The Main Content area can contain a lot of very different assets, including videos, fill-in forms, interactive graphics, games, photographs with captions, lists of links, and all kinds of text items.

Header

In general, this area (or container) will hold the identification of the site — such as The New York Times nameplate, the title of a Weblog, or the Microsoft corporate logo. It might also include a tag line (as recommended in Steve Krug’s invaluable book Don’t Make Me Think) and the search box (ideally in the upper right corner, for languages that are read from left to right).

It may or may not hold the primary navigation for the site (see Sidebars, below).

Will the Header be exactly the same on every page in the site? This is a question to answer during the design process.

Can the site work well without a consistent header? It’s a very rare site that can function well if it’s “headless.”

The Header area usually extends across the entire top edge of the HTML page.

Footer

The Footer area usually holds copyright or Creative Commons information, identification of the author(s) of the site and/or identification of the corporate owners of the site, and links to the site’s privacy policy, “About Us,” and contact information.

Ask yourself the same questions that you answered for the Header region: Will the footer be exactly the same on every page in the site? Can the site work well without a consistent footer?

Usually we DO NOT duplicate the items appearing in the Header region. The footer contains different items.

The Footer area usually extends across the entire bottom edge of the HTML page.

Sidebar(s)

A Sidebar is a vertical region that is distinct from the Main Content area.

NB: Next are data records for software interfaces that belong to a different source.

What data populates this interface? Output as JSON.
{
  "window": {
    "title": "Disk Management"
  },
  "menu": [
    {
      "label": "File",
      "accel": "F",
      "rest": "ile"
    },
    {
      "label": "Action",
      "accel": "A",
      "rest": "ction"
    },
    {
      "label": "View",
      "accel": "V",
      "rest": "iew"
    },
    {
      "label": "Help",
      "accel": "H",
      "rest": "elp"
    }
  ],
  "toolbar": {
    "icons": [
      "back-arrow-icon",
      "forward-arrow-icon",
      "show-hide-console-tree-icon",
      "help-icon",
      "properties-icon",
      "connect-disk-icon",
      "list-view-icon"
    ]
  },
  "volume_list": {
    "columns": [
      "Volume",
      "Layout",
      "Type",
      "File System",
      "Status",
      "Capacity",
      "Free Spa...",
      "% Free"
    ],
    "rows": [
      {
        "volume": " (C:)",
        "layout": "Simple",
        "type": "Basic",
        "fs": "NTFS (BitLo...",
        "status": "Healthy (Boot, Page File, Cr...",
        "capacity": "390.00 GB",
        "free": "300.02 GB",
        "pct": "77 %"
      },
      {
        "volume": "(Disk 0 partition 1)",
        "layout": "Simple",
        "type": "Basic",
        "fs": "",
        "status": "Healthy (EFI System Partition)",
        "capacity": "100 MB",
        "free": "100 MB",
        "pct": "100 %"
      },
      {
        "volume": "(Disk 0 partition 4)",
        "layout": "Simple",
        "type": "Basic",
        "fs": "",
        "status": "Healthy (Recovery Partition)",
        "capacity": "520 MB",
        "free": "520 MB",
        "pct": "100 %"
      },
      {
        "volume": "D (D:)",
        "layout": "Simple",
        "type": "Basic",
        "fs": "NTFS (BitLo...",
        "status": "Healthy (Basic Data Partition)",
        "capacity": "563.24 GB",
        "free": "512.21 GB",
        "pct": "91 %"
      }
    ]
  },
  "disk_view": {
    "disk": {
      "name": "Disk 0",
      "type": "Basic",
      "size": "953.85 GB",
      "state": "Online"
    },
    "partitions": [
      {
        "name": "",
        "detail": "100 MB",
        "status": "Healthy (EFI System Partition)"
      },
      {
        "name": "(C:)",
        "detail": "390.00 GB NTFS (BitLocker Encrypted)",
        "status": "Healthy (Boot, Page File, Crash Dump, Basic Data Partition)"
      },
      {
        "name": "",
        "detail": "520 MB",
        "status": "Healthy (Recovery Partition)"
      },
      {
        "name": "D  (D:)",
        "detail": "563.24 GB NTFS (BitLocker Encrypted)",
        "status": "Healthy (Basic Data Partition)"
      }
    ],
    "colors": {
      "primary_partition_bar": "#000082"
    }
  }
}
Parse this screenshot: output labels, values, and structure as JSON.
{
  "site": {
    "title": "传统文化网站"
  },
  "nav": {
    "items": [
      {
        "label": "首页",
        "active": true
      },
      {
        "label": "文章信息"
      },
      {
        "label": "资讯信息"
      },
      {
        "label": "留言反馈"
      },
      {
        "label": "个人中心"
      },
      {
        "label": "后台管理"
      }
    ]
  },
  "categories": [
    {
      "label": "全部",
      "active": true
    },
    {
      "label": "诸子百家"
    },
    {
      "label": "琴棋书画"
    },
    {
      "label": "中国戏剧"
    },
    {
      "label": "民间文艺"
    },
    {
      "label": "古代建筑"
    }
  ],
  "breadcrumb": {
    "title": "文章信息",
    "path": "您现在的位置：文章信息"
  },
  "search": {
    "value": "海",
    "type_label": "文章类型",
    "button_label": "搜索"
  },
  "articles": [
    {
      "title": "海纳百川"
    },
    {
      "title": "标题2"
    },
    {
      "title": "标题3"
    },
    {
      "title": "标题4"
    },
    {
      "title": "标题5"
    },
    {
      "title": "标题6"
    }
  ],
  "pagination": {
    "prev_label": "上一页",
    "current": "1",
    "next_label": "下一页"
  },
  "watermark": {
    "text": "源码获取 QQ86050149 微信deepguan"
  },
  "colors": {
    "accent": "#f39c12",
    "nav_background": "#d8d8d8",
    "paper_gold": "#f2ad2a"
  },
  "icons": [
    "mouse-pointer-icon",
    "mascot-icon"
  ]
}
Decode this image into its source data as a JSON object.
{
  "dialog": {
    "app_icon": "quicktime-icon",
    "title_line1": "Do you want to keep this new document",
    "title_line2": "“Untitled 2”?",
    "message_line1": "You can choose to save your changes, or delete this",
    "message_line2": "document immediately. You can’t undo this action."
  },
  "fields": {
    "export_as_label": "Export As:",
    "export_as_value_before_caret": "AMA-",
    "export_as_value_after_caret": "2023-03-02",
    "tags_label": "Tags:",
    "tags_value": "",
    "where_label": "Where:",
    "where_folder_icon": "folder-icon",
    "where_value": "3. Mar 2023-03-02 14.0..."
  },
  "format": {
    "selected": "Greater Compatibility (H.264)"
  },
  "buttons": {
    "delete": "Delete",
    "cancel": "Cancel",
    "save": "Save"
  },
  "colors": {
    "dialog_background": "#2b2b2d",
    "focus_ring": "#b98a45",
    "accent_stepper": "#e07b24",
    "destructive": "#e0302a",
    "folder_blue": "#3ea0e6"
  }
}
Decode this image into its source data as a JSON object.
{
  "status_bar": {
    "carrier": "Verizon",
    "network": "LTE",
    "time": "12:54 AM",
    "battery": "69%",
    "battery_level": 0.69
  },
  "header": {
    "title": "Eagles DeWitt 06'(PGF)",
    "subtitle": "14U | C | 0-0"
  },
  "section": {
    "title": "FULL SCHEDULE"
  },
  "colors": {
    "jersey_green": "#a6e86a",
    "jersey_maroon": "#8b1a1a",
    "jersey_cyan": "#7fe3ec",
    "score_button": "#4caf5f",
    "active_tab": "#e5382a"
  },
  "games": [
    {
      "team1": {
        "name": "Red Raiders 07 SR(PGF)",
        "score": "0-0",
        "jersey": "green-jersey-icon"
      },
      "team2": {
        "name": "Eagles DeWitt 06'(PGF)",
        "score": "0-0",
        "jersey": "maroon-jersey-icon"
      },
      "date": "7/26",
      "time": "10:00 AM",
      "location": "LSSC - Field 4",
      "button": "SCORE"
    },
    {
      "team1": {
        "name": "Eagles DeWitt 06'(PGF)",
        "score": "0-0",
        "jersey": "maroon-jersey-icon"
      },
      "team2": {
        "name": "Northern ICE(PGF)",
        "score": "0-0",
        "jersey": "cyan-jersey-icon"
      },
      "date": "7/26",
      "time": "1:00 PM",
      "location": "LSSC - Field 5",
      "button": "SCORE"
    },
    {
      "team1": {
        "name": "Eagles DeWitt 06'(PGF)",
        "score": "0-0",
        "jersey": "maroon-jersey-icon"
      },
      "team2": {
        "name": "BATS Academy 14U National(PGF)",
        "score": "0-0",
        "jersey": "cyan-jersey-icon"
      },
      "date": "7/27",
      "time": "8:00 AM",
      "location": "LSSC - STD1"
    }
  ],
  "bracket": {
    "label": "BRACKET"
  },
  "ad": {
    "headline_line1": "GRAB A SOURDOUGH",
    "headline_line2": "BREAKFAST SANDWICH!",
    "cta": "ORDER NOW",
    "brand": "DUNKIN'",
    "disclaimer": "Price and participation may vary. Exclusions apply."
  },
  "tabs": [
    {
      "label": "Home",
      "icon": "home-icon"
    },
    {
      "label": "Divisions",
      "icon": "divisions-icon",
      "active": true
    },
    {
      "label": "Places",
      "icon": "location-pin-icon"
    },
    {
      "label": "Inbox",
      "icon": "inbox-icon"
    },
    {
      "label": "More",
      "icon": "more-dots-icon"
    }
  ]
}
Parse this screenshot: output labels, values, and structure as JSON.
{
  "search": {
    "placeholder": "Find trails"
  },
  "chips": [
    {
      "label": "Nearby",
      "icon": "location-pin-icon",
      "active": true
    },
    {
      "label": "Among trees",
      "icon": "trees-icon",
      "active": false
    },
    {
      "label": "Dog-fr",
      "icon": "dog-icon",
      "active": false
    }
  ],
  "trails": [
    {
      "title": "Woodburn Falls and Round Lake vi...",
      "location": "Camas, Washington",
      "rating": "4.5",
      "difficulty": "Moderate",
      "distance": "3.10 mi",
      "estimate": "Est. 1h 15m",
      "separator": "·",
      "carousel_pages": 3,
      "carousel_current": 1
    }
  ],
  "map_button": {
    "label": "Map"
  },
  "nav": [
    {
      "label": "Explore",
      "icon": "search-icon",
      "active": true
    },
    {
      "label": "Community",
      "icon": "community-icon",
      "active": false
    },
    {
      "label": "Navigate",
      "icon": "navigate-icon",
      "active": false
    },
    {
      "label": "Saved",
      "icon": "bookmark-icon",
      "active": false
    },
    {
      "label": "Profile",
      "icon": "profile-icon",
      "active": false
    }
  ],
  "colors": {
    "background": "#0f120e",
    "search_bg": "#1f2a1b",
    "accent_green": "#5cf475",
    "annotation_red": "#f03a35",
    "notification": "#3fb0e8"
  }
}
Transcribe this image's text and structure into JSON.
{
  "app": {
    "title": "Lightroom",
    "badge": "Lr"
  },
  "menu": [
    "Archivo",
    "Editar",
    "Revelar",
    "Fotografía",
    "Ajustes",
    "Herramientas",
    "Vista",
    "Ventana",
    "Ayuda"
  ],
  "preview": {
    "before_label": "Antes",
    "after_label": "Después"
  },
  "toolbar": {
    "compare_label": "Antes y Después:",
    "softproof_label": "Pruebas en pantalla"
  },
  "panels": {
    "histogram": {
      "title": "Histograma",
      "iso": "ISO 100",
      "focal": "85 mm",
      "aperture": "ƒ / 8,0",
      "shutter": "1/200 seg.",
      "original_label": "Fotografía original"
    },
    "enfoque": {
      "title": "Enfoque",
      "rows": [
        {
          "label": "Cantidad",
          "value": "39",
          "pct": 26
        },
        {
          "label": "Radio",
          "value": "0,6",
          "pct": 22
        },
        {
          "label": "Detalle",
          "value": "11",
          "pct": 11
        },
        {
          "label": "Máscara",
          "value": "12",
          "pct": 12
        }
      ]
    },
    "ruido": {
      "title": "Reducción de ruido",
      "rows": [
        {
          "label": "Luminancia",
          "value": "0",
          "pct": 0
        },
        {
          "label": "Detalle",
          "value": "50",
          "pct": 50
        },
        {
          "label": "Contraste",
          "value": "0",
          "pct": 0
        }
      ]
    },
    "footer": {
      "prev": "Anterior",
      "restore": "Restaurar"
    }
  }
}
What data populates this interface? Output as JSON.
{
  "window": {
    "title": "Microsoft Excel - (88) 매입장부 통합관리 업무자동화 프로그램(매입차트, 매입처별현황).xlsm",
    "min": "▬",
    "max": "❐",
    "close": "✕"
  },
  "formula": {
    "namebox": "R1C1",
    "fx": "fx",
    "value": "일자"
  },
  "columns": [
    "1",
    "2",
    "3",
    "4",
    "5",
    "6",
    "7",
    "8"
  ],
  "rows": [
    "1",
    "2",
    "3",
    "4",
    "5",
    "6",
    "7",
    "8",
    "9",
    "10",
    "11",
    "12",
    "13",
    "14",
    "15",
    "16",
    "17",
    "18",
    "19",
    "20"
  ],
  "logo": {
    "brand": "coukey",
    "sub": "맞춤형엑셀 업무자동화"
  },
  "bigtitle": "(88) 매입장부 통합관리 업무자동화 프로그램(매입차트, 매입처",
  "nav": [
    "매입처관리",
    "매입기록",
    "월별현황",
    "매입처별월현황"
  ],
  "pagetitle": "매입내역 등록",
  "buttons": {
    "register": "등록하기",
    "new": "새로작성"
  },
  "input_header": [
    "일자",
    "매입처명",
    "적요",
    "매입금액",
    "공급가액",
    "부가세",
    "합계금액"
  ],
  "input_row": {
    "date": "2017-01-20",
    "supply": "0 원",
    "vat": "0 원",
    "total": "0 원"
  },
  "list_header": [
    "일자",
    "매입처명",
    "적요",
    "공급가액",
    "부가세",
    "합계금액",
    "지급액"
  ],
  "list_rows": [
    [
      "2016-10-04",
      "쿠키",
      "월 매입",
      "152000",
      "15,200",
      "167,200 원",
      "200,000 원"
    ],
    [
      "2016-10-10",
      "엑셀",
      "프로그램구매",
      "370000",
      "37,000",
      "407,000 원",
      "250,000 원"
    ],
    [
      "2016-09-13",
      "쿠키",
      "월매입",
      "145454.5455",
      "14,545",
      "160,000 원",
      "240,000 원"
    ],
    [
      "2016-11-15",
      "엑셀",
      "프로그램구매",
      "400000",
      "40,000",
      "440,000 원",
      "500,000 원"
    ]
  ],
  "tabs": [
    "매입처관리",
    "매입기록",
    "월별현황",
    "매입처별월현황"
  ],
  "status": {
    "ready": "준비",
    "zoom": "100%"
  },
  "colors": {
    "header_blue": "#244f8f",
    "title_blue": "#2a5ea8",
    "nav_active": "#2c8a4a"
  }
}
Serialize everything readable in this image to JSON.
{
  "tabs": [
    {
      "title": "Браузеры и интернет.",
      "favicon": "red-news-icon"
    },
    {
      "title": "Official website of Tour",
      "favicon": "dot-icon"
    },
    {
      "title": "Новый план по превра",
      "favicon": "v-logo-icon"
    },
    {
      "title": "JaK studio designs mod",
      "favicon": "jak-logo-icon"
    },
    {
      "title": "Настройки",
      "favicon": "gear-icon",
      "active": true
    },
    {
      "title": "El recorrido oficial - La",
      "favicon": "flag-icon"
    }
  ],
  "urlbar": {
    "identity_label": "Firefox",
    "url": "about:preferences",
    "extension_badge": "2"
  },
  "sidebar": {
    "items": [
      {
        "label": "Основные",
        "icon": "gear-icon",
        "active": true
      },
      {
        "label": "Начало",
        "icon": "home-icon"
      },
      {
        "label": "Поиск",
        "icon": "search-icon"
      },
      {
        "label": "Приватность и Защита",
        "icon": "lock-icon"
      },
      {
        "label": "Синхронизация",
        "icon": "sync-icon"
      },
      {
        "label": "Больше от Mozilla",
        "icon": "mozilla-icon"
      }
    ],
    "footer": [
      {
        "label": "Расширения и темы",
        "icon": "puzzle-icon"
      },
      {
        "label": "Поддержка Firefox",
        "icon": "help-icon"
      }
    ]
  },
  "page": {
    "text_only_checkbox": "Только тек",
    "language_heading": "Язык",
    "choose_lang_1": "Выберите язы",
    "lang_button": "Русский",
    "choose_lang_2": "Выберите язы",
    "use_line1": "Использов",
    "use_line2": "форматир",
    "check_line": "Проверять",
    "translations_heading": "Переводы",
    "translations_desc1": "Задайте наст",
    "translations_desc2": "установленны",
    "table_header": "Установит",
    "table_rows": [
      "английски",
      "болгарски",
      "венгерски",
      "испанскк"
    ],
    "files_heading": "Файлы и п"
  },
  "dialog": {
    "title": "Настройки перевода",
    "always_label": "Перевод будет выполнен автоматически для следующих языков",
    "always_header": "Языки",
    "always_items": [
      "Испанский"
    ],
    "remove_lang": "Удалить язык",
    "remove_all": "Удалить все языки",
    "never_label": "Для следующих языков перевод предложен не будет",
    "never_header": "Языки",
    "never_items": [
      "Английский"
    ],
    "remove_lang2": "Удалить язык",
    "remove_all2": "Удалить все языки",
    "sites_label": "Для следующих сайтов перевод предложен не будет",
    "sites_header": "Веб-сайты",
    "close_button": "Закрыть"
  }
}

On sites that use a vertical stack of navigation links, or buttons, the primary navigation appears in a sidebar. If your navigation is in a horizontal array, then it belongs in the Header region.

A news site, for example, might have primary navigation links in a sidebar on the left side of the main page. The same navigation sidebar will appear on the left side of all story pages too. Story pages might also have an additional sidebar on the right side of the page. The right-side sidebar contains links to related materials, including videos and background information.

The Main Content area on such a news story page appears between the two sidebars.

Some sites use two parallel sidebars side-by-side; some use one sidebar; some sites have no sidebar at all. Sidebars can contain a wide variety of different assets, and their contents might change (thanks to script operating in the background) based on what is appearing in the Main Content area on the same page.

Using the Four Regions in Web Design

When you set out to plan and design a new Web site, or content package, your task can be simplified if you start by thinking about these four divisions of the page. For simple content packages, or for a micro-site, it is often possible to create one single page design that will work well for every page in the package. Only the arrangement within the Main Content area will need to change.

´╗┐In creating the CSS for the site, it is common to designate these regions as DIVs with the IDs header, footer, main, and sidebar. Of course, you may choose any ID names you like.

In HTML5, these regions will be designated with new tags, which can then be styled with CSS. See: Tips for HTML5, part 5: A closer look at selected tags.